Collect from the data below each line with "MillosDColombia".
[Opening Task inputs section]
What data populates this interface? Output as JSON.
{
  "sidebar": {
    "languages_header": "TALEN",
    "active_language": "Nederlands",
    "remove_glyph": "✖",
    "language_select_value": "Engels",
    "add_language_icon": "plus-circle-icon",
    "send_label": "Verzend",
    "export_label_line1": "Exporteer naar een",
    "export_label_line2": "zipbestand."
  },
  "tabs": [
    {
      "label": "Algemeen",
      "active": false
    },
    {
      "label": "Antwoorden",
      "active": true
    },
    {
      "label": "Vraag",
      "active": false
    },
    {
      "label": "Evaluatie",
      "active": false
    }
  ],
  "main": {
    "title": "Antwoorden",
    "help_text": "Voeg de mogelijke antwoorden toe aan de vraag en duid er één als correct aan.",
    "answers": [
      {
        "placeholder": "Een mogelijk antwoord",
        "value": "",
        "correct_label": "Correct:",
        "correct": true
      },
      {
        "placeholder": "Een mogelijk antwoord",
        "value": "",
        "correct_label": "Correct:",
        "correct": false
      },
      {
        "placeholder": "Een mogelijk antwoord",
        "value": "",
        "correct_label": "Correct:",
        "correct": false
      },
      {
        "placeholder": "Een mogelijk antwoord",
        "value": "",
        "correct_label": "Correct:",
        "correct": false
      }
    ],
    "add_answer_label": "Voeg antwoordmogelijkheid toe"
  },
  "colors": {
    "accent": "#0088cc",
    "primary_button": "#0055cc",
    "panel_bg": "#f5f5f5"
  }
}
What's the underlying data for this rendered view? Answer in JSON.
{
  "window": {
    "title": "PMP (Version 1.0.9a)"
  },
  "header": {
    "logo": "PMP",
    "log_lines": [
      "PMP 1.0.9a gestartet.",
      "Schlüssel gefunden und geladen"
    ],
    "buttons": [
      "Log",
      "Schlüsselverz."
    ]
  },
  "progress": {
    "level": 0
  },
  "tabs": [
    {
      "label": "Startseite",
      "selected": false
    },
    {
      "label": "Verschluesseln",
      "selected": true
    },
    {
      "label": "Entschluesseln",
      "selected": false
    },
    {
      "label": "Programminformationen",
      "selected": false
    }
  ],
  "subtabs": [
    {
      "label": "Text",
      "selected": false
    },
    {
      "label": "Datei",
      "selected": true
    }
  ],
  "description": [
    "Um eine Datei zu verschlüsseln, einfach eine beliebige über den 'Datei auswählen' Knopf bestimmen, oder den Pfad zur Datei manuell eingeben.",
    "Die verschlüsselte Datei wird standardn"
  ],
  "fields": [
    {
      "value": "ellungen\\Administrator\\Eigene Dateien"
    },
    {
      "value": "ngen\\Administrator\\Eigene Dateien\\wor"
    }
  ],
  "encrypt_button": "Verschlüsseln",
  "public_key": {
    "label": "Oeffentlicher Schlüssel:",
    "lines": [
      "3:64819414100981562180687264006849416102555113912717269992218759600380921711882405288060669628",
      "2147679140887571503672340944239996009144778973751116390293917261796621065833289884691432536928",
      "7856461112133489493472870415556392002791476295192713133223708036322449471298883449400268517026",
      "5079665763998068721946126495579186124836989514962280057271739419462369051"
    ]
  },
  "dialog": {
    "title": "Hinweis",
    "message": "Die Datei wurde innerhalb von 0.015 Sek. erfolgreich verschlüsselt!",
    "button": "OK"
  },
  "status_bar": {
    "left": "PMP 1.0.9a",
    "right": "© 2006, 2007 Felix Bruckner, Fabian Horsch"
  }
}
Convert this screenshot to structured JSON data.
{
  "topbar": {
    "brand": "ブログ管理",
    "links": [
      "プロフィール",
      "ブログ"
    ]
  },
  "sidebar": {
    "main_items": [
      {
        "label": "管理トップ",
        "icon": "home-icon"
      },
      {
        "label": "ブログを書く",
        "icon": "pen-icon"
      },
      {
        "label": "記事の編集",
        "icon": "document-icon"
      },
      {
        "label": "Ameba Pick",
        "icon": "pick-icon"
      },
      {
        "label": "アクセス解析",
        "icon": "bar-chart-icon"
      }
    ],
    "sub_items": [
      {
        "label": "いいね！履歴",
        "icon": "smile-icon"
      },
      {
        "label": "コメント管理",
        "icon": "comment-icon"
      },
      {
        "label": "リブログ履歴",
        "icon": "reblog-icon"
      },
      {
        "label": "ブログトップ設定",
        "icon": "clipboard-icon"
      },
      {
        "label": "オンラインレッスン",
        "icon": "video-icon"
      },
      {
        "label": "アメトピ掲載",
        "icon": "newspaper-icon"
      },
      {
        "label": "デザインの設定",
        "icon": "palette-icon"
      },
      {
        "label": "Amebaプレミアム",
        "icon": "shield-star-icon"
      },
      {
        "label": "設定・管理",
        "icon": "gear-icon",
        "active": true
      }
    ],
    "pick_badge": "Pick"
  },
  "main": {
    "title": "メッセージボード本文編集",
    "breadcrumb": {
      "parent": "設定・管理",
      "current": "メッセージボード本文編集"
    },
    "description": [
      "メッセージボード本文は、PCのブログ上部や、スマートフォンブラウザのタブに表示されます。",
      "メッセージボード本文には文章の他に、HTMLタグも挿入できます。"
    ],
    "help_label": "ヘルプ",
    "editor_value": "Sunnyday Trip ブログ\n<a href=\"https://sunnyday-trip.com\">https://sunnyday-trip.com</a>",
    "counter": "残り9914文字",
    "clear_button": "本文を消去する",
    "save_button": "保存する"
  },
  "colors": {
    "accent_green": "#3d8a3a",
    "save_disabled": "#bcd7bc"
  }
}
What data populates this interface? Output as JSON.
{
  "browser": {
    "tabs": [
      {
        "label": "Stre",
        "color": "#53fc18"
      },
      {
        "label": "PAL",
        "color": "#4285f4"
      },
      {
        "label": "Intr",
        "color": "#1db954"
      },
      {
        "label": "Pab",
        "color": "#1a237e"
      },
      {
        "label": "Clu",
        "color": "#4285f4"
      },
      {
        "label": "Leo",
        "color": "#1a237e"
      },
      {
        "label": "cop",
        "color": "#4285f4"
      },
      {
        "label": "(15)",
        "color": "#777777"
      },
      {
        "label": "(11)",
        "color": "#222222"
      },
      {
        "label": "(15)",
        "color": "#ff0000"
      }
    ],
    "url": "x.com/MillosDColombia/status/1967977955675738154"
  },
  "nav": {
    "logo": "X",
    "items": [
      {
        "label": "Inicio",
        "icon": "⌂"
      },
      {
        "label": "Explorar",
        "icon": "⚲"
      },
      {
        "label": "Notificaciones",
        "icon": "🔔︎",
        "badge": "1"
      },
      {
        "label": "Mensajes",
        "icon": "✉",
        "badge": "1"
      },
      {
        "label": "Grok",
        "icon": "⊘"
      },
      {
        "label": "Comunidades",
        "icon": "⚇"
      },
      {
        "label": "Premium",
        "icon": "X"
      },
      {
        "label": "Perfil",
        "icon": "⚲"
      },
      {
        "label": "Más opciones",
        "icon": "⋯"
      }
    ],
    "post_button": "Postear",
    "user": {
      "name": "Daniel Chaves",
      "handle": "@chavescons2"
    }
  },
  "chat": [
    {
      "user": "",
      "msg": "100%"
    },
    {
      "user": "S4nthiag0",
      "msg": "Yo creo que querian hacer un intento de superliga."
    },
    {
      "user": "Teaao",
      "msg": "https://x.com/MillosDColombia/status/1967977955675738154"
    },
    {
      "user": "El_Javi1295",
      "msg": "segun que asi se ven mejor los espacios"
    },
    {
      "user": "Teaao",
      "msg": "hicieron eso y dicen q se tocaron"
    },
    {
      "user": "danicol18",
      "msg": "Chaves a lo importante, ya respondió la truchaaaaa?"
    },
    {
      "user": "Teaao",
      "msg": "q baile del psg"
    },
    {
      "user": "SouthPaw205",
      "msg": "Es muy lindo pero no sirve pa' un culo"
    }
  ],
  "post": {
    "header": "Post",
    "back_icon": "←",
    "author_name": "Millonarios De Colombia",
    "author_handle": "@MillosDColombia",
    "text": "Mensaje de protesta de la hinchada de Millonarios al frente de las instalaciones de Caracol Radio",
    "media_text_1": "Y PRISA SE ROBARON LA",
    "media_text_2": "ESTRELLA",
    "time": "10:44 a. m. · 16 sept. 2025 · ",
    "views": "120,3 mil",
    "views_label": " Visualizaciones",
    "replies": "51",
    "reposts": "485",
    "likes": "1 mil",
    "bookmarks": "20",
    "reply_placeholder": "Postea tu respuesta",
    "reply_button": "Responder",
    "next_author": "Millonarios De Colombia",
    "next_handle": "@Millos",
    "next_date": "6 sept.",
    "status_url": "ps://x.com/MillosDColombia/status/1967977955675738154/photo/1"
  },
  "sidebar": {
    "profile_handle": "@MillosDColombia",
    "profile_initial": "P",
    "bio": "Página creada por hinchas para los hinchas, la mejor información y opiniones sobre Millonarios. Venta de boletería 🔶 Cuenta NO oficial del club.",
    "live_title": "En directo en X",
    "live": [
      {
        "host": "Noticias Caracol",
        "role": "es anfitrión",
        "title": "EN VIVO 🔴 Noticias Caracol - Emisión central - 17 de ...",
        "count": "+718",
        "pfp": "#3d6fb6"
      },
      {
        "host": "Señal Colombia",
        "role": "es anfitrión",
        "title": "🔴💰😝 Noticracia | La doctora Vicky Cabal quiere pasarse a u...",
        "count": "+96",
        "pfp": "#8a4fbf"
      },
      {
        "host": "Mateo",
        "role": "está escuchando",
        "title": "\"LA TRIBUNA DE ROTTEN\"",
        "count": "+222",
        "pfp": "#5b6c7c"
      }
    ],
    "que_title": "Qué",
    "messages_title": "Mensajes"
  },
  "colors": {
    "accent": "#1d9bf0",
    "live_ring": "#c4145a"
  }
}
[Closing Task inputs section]
**Task result:**
    "url": "x.com/MillosDColombia/status/1967977955675738154"
      "msg": "https://x.com/MillosDColombia/status/1967977955675738154"
    "author_handle": "@MillosDColombia",
    "status_url": "ps://x.com/MillosDColombia/status/1967977955675738154/photo/1"
    "profile_handle": "@MillosDColombia",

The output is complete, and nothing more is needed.